* **Dataset rows describing interfaces**:
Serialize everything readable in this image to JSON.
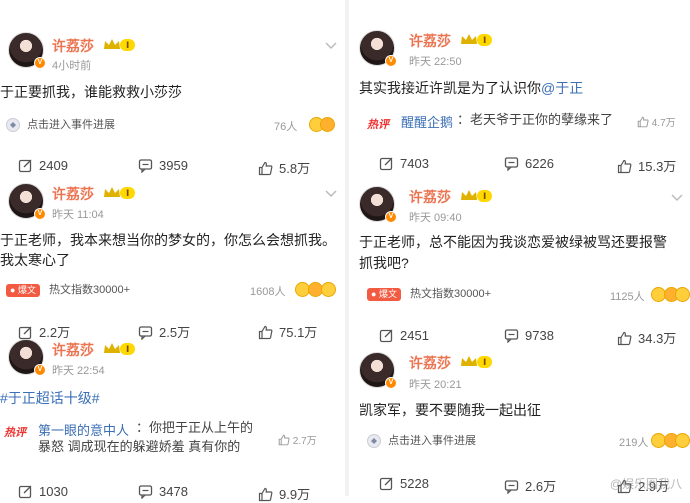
{
  "posts": [
    {
      "user": "许荔莎",
      "level": "Ⅰ",
      "time": "4小时前",
      "content": "于正要抓我，谁能救救小莎莎",
      "event": "点击进入事件进展",
      "reaction_count": "76人",
      "stats": {
        "repost": "2409",
        "comment": "3959",
        "like": "5.8万"
      }
    },
    {
      "user": "许荔莎",
      "level": "Ⅰ",
      "time": "昨天 11:04",
      "content_line1": "于正老师，我本来想当你的梦女的，你怎么会想抓我。",
      "content_line2": "我太寒心了",
      "hot_badge": "爆文",
      "hot_text": "热文指数30000+",
      "reaction_count": "1608人",
      "stats": {
        "repost": "2.2万",
        "comment": "2.5万",
        "like": "75.1万"
      }
    },
    {
      "user": "许荔莎",
      "level": "Ⅰ",
      "time": "昨天 22:54",
      "topic": "#于正超话十级#",
      "reco_label": "热评",
      "reco_name": "第一眼的意中人",
      "reco_text1": "：你把于正从上午的",
      "reco_text2": "暴怒 调成现在的躲避娇羞 真有你的",
      "reco_likes": "2.7万",
      "stats": {
        "repost": "1030",
        "comment": "3478",
        "like": "9.9万"
      }
    },
    {
      "user": "许荔莎",
      "level": "Ⅰ",
      "time": "昨天 22:50",
      "content_prefix": "其实我接近许凯是为了认识你",
      "content_mention": "@于正",
      "reco_label": "热评",
      "reco_name": "醒醒企鹅",
      "reco_text": "：老天爷于正你的孽缘来了",
      "reco_likes": "4.7万",
      "stats": {
        "repost": "7403",
        "comment": "6226",
        "like": "15.3万"
      }
    },
    {
      "user": "许荔莎",
      "level": "Ⅰ",
      "time": "昨天 09:40",
      "content_line1": "于正老师，总不能因为我谈恋爱被绿被骂还要报警",
      "content_line2": "抓我吧?",
      "hot_badge": "爆文",
      "hot_text": "热文指数30000+",
      "reaction_count": "1125人",
      "stats": {
        "repost": "2451",
        "comment": "9738",
        "like": "34.3万"
      }
    },
    {
      "user": "许荔莎",
      "level": "Ⅰ",
      "time": "昨天 20:21",
      "content": "凯家军，要不要随我一起出征",
      "event": "点击进入事件进展",
      "reaction_count": "219人",
      "stats": {
        "repost": "5228",
        "comment": "2.6万",
        "like": "2.9万"
      }
    }
  ],
  "watermark": "@娱乐圈我八",
  "colors": {
    "name": "#eb7350",
    "link": "#3b6fb6",
    "hot": "#f25a42",
    "level": "#ffd800"
  }
}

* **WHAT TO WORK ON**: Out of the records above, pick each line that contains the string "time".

* **REPLY TO THE EXERCISE**:
      "time": "4小时前",
      "time": "昨天 11:04",
      "time": "昨天 22:54",
      "time": "昨天 22:50",
      "time": "昨天 09:40",
      "time": "昨天 20:21",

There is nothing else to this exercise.